What are Blacks and Whites?
They are the color tones located in the pure black and the pure white part of an image where no further detail is visible. Lightroom allows you to set which pixels of the image fall into this area.
To refresh your memory a little bit here is where they are located on the histogram:
Blacks on the left.
Whites on the right.
Setting the Whites
What we are doing in this part of the workflow is again trying to achieve a well balanced histogram with the values evenly distributed across it and
therefore have a nice overall exposure of the image. (We are just talking about exposure balance in this article, we’ll get to using the histogram for
color correction in a later article).
Part of this is setting what pixels are going to be punched through into the white part of the image. This is controlled on the “Whites” slider in the
Lightroom “Basic” tab. Try sliding the Whites slider back and forth and you can see the image changing. But now reset the Whites to the center, hold down
the Alt key and click and hold on the whites and slide it to the right. You should start to see something that looks like this:

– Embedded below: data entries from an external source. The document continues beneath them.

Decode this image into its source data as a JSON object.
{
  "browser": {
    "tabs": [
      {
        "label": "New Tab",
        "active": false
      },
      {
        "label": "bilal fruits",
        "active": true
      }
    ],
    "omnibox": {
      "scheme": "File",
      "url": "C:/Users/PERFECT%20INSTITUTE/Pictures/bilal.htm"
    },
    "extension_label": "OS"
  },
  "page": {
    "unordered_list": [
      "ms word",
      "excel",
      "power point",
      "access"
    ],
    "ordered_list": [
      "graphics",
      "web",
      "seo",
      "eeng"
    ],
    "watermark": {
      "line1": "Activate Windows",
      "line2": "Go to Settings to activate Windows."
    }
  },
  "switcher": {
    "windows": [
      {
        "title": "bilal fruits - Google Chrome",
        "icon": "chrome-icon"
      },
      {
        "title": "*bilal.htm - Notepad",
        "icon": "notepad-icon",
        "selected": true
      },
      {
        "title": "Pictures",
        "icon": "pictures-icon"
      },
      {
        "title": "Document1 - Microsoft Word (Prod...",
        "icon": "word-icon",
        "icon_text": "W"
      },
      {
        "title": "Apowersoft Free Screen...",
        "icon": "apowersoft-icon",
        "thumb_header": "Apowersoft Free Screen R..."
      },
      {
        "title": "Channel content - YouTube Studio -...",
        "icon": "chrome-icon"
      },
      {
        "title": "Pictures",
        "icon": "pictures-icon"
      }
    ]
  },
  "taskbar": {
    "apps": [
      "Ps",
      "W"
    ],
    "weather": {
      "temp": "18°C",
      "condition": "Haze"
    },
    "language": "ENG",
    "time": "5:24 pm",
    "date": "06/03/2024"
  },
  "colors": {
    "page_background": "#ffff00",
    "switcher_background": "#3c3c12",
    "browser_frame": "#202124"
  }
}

The red colored spots breaking through the black screen showing you what parts of the image have blown out and that you have lost detail in. If you were to let go of the alt key this is what your photo looks like:
Deciding how you want the image exposed and what details are okay to lose is an artistic choice. But Lightroom helps guide you from going too far. As an obvious example hold down the alt key and slide the whites all the way to the right.
You should see something that looks like this with large portions of the black covered with big pieces of the image.
And then when you let go of the alt key this is what your photo will look like:
I think most of us would agree this isn’t going to win first prize for proper exposure anytime soon.
Generally when I am working with a photo that I took exposing for the highlights I need only push the whites a little bit to get all possible detail
revealed. So now compare the histograms to see what adjusting the whites has done.
As you can see, the information is taking another step towards being evenly distributed across the histogram.
Now let’s talk about the blacks.
Setting the Blacks
Just as you have set the whites, you must set the blacks. So once again hold down the alt key and begin dragging the blacks slider to the left. You will see a white screen being punched through with black pixels. Go way over on the slider and you will see something like this:
And if you let go of the alt key you see that there are many areas of the photo which look very dark, like this:
There is no visible information in those black areas. Sometimes it’s desirable when you are going for a particular grungy look or something like that, but generally speaking you want the most details possible in your photos. So let’s set the blacks to the right amount. Hold down the alt key until you get something that looks more like this:
Now if you let go of your alt key your image will look something like this:
That’s a pretty well balanced image. Still needs retouching, but examine the histograms from when we first started and what you have now and you’ll see a well balanced histogram:
Now have a look at the original photo and the photo with the highlights and shadows as well as the whites and blacks adjusted.
And the photo with Shadows, Highlights, Whites and Blacks retouched:
Quite a startling difference!
Now this won’t work for all your photos. What?!!!??? I can hear you screaming to the high heavens like a movie superhero as the hold someone who was wounded in battle. NOOOOOOOOO!!!!!!!!!!
But unfortunately yes, this isn’t a cure-all which is why I recommend so much exposing for the highlights. I’ll go into this in detail in Part 3 of this article (here). I’ll also show you a cool little-known Lightroom trick with your histogram tool to instantly see what parts of your photos are blown-out or completely black.
For those of you who won’t be carrying forward and are stepping back from this feast of information like a visiting foreigner walking away from a French banquet (the analogy works if you really think hard about it), I hope that you enjoyed Part 2 of this tutorial and that these tips helped you understand how to set your whites and blacks in Lightroom! If you liked it please share it and remember to subscribe to the newsletter to get all the updates, goodies and new tutorials as they come along.